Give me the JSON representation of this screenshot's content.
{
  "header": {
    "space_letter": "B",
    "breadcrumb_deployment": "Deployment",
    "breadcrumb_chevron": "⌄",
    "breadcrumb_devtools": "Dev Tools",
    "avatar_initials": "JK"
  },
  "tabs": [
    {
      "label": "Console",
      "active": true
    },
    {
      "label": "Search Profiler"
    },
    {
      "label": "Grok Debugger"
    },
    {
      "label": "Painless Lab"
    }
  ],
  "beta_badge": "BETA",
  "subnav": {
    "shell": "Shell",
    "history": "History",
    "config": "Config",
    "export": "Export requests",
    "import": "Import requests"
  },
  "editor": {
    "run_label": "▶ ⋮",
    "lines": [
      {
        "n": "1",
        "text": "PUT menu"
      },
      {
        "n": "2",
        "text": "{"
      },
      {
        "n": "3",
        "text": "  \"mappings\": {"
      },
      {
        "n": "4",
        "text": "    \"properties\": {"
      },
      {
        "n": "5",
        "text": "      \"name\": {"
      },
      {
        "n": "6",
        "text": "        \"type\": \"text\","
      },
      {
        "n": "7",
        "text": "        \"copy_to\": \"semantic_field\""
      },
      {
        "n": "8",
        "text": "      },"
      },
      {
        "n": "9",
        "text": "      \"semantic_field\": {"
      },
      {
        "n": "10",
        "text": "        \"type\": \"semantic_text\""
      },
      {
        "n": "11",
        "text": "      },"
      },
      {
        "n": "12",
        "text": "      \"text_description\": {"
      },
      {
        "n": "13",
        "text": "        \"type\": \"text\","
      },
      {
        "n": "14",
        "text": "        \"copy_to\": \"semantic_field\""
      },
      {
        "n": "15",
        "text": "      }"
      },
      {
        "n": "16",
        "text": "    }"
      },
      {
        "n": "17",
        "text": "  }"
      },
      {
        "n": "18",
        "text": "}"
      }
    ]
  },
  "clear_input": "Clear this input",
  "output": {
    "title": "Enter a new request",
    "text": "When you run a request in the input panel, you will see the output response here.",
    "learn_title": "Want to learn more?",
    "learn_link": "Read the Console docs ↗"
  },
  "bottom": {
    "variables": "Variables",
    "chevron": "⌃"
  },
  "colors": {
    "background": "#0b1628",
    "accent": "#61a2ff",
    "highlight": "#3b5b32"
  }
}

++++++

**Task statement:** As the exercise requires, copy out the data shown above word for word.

**Written reply:**
Give me the JSON representation of this screenshot's content.
{
  "header": {
    "space_letter": "B",
    "breadcrumb_deployment": "Deployment",
    "breadcrumb_chevron": "⌄",
    "breadcrumb_devtools": "Dev Tools",
    "avatar_initials": "JK"
  },
  "tabs": [
    {
      "label": "Console",
      "active": true
    },
    {
      "label": "Search Profiler"
    },
    {
      "label": "Grok Debugger"
    },
    {
      "label": "Painless Lab"
    }
  ],
  "beta_badge": "BETA",
  "subnav": {
    "shell": "Shell",
    "history": "History",
    "config": "Config",
    "export": "Export requests",
    "import": "Import requests"
  },
  "editor": {
    "run_label": "▶ ⋮",
    "lines": [
      {
        "n": "1",
        "text": "PUT menu"
      },
      {
        "n": "2",
        "text": "{"
      },
      {
        "n": "3",
        "text": "  \"mappings\": {"
      },
      {
        "n": "4",
        "text": "    \"properties\": {"
      },
      {
        "n": "5",
        "text": "      \"name\": {"
      },
      {
        "n": "6",
        "text": "        \"type\": \"text\","
      },
      {
        "n": "7",
        "text": "        \"copy_to\": \"semantic_field\""
      },
      {
        "n": "8",
        "text": "      },"
      },
      {
        "n": "9",
        "text": "      \"semantic_field\": {"
      },
      {
        "n": "10",
        "text": "        \"type\": \"semantic_text\""
      },
      {
        "n": "11",
        "text": "      },"
      },
      {
        "n": "12",
        "text": "      \"text_description\": {"
      },
      {
        "n": "13",
        "text": "        \"type\": \"text\","
      },
      {
        "n": "14",
        "text": "        \"copy_to\": \"semantic_field\""
      },
      {
        "n": "15",
        "text": "      }"
      },
      {
        "n": "16",
        "text": "    }"
      },
      {
        "n": "17",
        "text": "  }"
      },
      {
        "n": "18",
        "text": "}"
      }
    ]
  },
  "clear_input": "Clear this input",
  "output": {
    "title": "Enter a new request",
    "text": "When you run a request in the input panel, you will see the output response here.",
    "learn_title": "Want to learn more?",
    "learn_link": "Read the Console docs ↗"
  },
  "bottom": {
    "variables": "Variables",
    "chevron": "⌃"
  },
  "colors": {
    "background": "#0b1628",
    "accent": "#61a2ff",
    "highlight": "#3b5b32"
  }
}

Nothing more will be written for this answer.